Stored entries
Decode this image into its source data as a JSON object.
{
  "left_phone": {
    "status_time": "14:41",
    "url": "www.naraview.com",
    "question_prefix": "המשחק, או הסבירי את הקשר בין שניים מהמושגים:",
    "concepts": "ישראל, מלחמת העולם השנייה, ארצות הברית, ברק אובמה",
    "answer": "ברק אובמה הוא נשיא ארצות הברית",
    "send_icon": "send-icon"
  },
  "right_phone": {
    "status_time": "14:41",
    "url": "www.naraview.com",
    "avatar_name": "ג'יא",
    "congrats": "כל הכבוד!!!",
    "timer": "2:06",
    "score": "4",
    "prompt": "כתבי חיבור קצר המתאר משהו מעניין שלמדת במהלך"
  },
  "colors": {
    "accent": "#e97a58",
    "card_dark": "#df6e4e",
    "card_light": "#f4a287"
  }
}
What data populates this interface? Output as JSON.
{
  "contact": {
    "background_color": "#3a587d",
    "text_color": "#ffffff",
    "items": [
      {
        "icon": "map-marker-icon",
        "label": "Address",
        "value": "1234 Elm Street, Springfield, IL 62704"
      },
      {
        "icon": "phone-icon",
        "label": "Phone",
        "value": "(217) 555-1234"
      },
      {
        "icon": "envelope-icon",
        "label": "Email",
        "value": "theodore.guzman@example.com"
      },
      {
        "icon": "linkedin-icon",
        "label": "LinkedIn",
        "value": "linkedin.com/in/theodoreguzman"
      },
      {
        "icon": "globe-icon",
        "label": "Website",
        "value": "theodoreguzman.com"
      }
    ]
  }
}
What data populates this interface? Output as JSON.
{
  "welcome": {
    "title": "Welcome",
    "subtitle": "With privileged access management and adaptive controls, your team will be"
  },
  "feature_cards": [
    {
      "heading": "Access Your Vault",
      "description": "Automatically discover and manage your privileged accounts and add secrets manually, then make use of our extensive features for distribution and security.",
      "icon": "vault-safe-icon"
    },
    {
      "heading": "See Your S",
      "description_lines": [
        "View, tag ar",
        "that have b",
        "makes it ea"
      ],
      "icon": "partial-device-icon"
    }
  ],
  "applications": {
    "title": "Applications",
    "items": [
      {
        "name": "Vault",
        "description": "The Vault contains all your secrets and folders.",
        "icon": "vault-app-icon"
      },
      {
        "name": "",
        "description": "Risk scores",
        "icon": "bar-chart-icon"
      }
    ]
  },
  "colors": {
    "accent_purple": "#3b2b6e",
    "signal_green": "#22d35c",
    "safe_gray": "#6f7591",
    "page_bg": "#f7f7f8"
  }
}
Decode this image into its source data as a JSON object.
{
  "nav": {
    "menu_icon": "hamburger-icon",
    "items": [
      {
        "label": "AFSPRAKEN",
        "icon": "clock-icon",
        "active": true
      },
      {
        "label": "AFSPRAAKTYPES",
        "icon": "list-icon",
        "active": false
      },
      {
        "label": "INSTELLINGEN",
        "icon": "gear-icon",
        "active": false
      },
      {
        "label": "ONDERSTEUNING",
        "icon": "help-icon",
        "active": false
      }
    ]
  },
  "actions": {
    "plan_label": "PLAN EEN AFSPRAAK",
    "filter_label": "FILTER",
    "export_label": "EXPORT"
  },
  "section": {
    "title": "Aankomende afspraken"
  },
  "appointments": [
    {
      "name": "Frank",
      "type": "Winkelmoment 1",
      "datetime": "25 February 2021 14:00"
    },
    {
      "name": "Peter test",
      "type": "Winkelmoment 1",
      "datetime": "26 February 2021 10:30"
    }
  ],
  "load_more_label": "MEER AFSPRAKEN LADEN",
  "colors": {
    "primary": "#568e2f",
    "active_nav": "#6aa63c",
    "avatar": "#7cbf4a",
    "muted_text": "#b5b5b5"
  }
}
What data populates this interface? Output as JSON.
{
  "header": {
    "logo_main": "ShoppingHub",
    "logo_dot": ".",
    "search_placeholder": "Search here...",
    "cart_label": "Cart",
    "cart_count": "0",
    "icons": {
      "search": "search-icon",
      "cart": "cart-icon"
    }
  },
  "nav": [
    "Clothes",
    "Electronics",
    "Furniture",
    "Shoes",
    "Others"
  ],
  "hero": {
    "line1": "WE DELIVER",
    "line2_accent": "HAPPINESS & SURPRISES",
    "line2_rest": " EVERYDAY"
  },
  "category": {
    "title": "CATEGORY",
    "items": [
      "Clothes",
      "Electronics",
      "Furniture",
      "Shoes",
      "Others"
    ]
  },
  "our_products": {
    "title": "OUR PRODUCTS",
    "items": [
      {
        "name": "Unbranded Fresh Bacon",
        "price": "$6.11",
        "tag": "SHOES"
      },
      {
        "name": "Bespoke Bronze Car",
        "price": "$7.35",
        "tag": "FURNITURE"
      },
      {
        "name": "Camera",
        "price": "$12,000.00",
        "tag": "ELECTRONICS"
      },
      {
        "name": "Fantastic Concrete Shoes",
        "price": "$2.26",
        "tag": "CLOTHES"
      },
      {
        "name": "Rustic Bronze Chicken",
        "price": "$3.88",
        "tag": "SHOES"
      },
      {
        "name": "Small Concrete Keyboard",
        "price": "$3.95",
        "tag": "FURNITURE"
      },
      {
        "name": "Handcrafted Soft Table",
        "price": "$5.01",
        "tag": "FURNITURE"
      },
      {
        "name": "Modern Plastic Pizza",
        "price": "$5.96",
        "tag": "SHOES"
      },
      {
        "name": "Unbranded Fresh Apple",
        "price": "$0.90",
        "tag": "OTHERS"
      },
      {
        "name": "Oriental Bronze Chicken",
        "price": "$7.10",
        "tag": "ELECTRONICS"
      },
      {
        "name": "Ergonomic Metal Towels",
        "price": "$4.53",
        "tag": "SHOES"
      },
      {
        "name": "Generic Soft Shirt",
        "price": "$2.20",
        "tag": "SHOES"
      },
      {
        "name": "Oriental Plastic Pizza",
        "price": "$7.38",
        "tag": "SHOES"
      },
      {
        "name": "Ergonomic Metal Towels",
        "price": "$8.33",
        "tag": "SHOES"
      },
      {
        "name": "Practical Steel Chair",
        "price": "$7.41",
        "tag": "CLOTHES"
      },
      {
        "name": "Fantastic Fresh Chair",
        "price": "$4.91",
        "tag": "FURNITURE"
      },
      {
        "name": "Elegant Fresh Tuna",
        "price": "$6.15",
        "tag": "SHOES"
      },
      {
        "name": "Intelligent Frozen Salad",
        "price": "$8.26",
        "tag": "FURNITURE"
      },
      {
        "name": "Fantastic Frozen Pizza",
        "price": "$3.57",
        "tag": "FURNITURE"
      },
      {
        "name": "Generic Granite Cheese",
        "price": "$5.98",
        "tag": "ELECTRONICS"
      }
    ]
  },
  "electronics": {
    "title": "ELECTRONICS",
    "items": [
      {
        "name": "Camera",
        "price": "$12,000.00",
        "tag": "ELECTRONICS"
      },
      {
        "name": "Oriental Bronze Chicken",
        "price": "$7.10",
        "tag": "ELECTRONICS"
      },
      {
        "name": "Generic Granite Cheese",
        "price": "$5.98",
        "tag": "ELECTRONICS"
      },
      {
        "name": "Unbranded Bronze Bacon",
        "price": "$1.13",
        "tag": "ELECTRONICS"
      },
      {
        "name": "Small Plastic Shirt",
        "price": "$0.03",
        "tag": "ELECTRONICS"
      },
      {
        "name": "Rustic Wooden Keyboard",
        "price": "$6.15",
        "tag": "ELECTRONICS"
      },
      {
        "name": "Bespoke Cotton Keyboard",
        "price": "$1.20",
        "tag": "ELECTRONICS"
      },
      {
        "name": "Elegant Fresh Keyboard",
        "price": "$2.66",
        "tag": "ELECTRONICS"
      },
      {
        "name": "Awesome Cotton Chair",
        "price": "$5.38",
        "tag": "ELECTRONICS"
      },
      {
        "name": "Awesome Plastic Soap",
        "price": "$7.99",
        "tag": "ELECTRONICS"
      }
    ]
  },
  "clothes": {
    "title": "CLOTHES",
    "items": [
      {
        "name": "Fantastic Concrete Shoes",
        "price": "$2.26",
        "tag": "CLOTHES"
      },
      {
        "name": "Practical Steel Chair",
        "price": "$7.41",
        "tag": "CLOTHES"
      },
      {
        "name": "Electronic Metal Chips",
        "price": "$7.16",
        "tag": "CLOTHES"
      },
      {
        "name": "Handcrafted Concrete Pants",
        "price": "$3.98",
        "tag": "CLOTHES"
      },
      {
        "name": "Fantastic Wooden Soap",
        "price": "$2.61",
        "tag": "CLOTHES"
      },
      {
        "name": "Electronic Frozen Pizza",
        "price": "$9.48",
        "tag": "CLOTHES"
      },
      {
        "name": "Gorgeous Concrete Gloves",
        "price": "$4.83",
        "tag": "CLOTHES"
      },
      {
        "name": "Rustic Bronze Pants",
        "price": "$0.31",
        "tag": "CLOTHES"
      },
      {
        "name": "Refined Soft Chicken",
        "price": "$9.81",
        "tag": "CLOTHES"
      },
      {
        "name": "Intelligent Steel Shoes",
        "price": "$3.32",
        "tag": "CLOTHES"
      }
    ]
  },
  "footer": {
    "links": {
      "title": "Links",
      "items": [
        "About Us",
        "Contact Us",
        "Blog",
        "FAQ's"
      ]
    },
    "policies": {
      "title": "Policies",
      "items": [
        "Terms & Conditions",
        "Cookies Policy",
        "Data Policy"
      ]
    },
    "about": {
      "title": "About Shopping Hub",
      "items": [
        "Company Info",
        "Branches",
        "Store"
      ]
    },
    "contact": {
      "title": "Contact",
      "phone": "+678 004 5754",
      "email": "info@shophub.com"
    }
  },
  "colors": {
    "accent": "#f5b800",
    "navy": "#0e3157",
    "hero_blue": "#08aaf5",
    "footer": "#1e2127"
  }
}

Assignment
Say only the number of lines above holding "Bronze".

Result of the task
6